FINDINGS AND RECOMMENDATIONS
Sophear Om, a state prisoner, proceeds pro se with a petition for writ of habeas corpus pursuant to 28 U.S.C. § 2254. At issue are his 2007 convictions in San Joaquin County, case number SF10104A.
II. FACTUAL AND PROCEDURAL BACKGROUND
On July 19, 2006, Om, a member of the Tiny Rascal Gang ("TRG"), approached the victim and made gang comments. Om shot the victim with a semi-automatic handgun and struck the victim's head with the gun. The victim survived but suffered serious injuries. At the preliminary hearing on September 6, 2006, Om made threatening gestures and comments toward the victim.
For these two incidents, a jury convicted Om of premeditated attempted murder, assault with a semiautomatic firearm, two counts of active gang participation, possession by a felon of a firearm, and dissuading a victim. The jury found the shooting was for the benefit of a gang and that Om personally used, discharged and caused great bodily injury with a firearm. Om admitted that he had incurred a prior serious felony conviction. The trial court sentenced him to an aggregate term of 73 years to life.

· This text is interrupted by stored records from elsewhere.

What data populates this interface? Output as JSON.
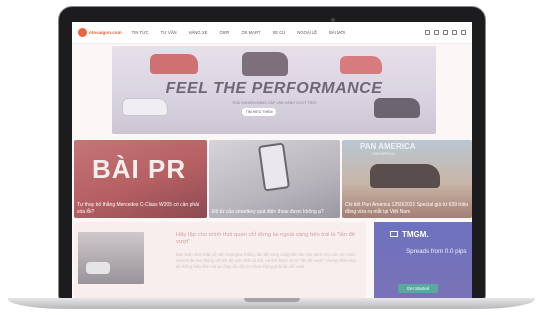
{
  "nav": {
    "logo": "otosaigon.com",
    "items": [
      "TIN TỨC",
      "TƯ VẤN",
      "HÃNG XE",
      "OSPI",
      "OS MART",
      "XE CŨ",
      "NGOÀI LỀ",
      "BÀI MỚI"
    ],
    "icons": [
      "moon-icon",
      "mail-icon",
      "bell-icon",
      "user-icon",
      "search-icon"
    ]
  },
  "banner": {
    "headline": "FEEL THE PERFORMANCE",
    "subline": "TRẢI NGHIỆM ĐẲNG CẤP VẬN HÀNH VƯỢT TRỘI",
    "button": "TÌM HIỂU THÊM"
  },
  "featured": [
    {
      "overlay": "BÀI PR",
      "title": "Tự thay bố thắng Mercedes C-Class W205 có cần phải xóa lỗi?"
    },
    {
      "overlay": "",
      "title": "Độ từ của smartkey quá điện thoại được không ạ?"
    },
    {
      "overlay": "PAN AMERICA",
      "overlay_sub": "1250 SPECIAL",
      "title": "Chi tiết Pan America 1250/2021 Special giá từ 639 triệu đồng vừa ra mắt tại Việt Nam"
    }
  ],
  "article": {
    "title": "Hãy tập cho mình thói quen chỉ dừng lại ngoài sáng bên trái là \"lấn để vượt\"",
    "body": "Bạn luôn nhớ chắc về vấn hoạt giao thông, lấn để trong cùng trên làn cho danh cho các xe muốn vượt hoặc lưu thông với tốc độ cao nhất và thể, và thể được sử là \"lấn để vượt\" nhưng nhiều bác tài thông hiểu lấm mà lại chạy tốc độ chỉ chưa thông phải lấn để vượt"
  },
  "ad": {
    "brand": "TMGM.",
    "text": "Spreads from 0.0 pips",
    "button": "Get Started"
  }
}
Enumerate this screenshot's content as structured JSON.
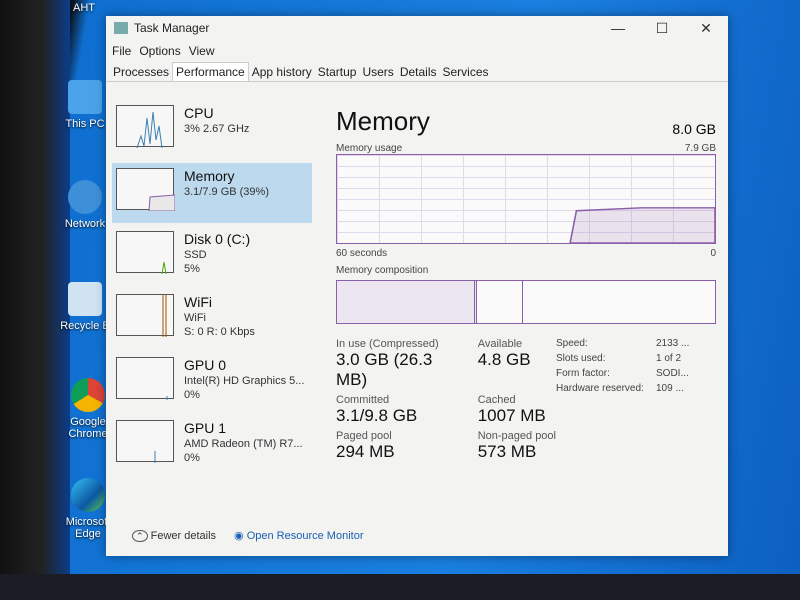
{
  "desktop": {
    "icons": [
      "AHT",
      "This PC",
      "Network",
      "Recycle B",
      "Google Chrome",
      "Microsoft Edge"
    ]
  },
  "window": {
    "title": "Task Manager",
    "minimize": "—",
    "maximize": "☐",
    "close": "✕"
  },
  "menu": [
    "File",
    "Options",
    "View"
  ],
  "tabs": [
    "Processes",
    "Performance",
    "App history",
    "Startup",
    "Users",
    "Details",
    "Services"
  ],
  "active_tab": "Performance",
  "sidebar": [
    {
      "name": "CPU",
      "line1": "3% 2.67 GHz",
      "line2": "",
      "color": "#3c7fb1"
    },
    {
      "name": "Memory",
      "line1": "3.1/7.9 GB (39%)",
      "line2": "",
      "color": "#8a5fa8",
      "selected": true
    },
    {
      "name": "Disk 0 (C:)",
      "line1": "SSD",
      "line2": "5%",
      "color": "#4da60c"
    },
    {
      "name": "WiFi",
      "line1": "WiFi",
      "line2": "S: 0 R: 0 Kbps",
      "color": "#a74f01"
    },
    {
      "name": "GPU 0",
      "line1": "Intel(R) HD Graphics 5...",
      "line2": "0%",
      "color": "#3c7fb1"
    },
    {
      "name": "GPU 1",
      "line1": "AMD Radeon (TM) R7...",
      "line2": "0%",
      "color": "#3c7fb1"
    }
  ],
  "main": {
    "title": "Memory",
    "total": "8.0 GB",
    "usage_label": "Memory usage",
    "usage_max": "7.9 GB",
    "time_left": "60 seconds",
    "time_right": "0",
    "composition_label": "Memory composition",
    "in_use_label": "In use (Compressed)",
    "in_use": "3.0 GB (26.3 MB)",
    "available_label": "Available",
    "available": "4.8 GB",
    "committed_label": "Committed",
    "committed": "3.1/9.8 GB",
    "cached_label": "Cached",
    "cached": "1007 MB",
    "paged_label": "Paged pool",
    "paged": "294 MB",
    "nonpaged_label": "Non-paged pool",
    "nonpaged": "573 MB",
    "specs": [
      [
        "Speed:",
        "2133 ..."
      ],
      [
        "Slots used:",
        "1 of 2"
      ],
      [
        "Form factor:",
        "SODI..."
      ],
      [
        "Hardware reserved:",
        "109 ..."
      ]
    ]
  },
  "footer": {
    "fewer": "Fewer details",
    "monitor": "Open Resource Monitor"
  },
  "accent": "#8a5fa8"
}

On appeal, the California Court of Appeal, Third District, affirmed the convictions but found an error of state law in the sentence. See People v. Om, No. C057184, 2009 WL 1076884 (Cal. App.3d April 22, 2009). As modified, Om's aggregate sentence is 16 months plus life, plus an additional sentence of 39 years to life. A petition for review to the California Supreme Court was denied.
Incorporating his state appellate brief into his federal petition, Om claims the trial court erred in violation of California law, the Sixth Amendment, and federal due process when it denied defense counsel's petition to release confidential juror information to enable the defense to develop and file a motion for new trial.*fn1
IV. APPLICABLE LAW FOR FEDERAL HABEAS CORPUS
An application for writ of habeas corpus by a person in custody under judgment of a state court can be granted only for violations of the Constitution or laws of the United States.
28 U.S.C. § 2254(a); see also Peltier v. Wright, 15 F.3d 860, 861 (9th Cir. 1993); Middleton v. Cupp, 768 F.2d 1083, 1085 (9th Cir. 1985) (citing Engle v. Isaac, 456 U.S. 107, 119 (1982)). This petition for writ of habeas corpus was filed after the effective date of, and thus is subject to, the Antiterrorism and Effective Death Penalty Act of 1996 ("AEDPA"). Lindh v. Murphy, 521 U.S. 320, 326 (1997); see also Weaver v. Thompson, 197 F.3d 359 (9th Cir. 1999). Under the AEDPA, federal habeas corpus relief is also precluded for any claim decided on the merits in state court proceedings unless the state court's adjudication of the claim:
(1) resulted in a decision that was contrary to, or involved an unreasonable application of, clearly established Federal law, as determined by the Supreme Court of the United States; or
(2) resulted in a decision that was based on an unreasonable determination of the facts in light of the evidence presented in the State court proceeding.
This court looks to the last reasoned state court decision to determine whether the law applied to a particular claim by the state courts was contrary to the law set forth in the cases of the United States Supreme Court or whether an unreasonable application of such law has occurred. Avila v. Galaza, 297 F.3d 911, 918 (9th Cir. 2002), cert. dismissed, 538 U.S. 919. The state court's factual findings are presumed correct if not rebutted with clear and convincing evidence. 28 U.S.C. § 2254(e)(1); Taylor v. Maddox, 336 F.3d 992, 1000 (9th Cir. 2004). It is the habeas corpus petitioner's burden to show the state court's decision was either contrary to or an unreasonable application of federal law. Woodford v. Visciotti, 537 U.S. 19, 25 (2002).
A. Additional Background*fn2
On Thursday, August 2, 2007, a gang expert testified at trial that TRG "is the largest Asian criminal street gang in the nation," and has ...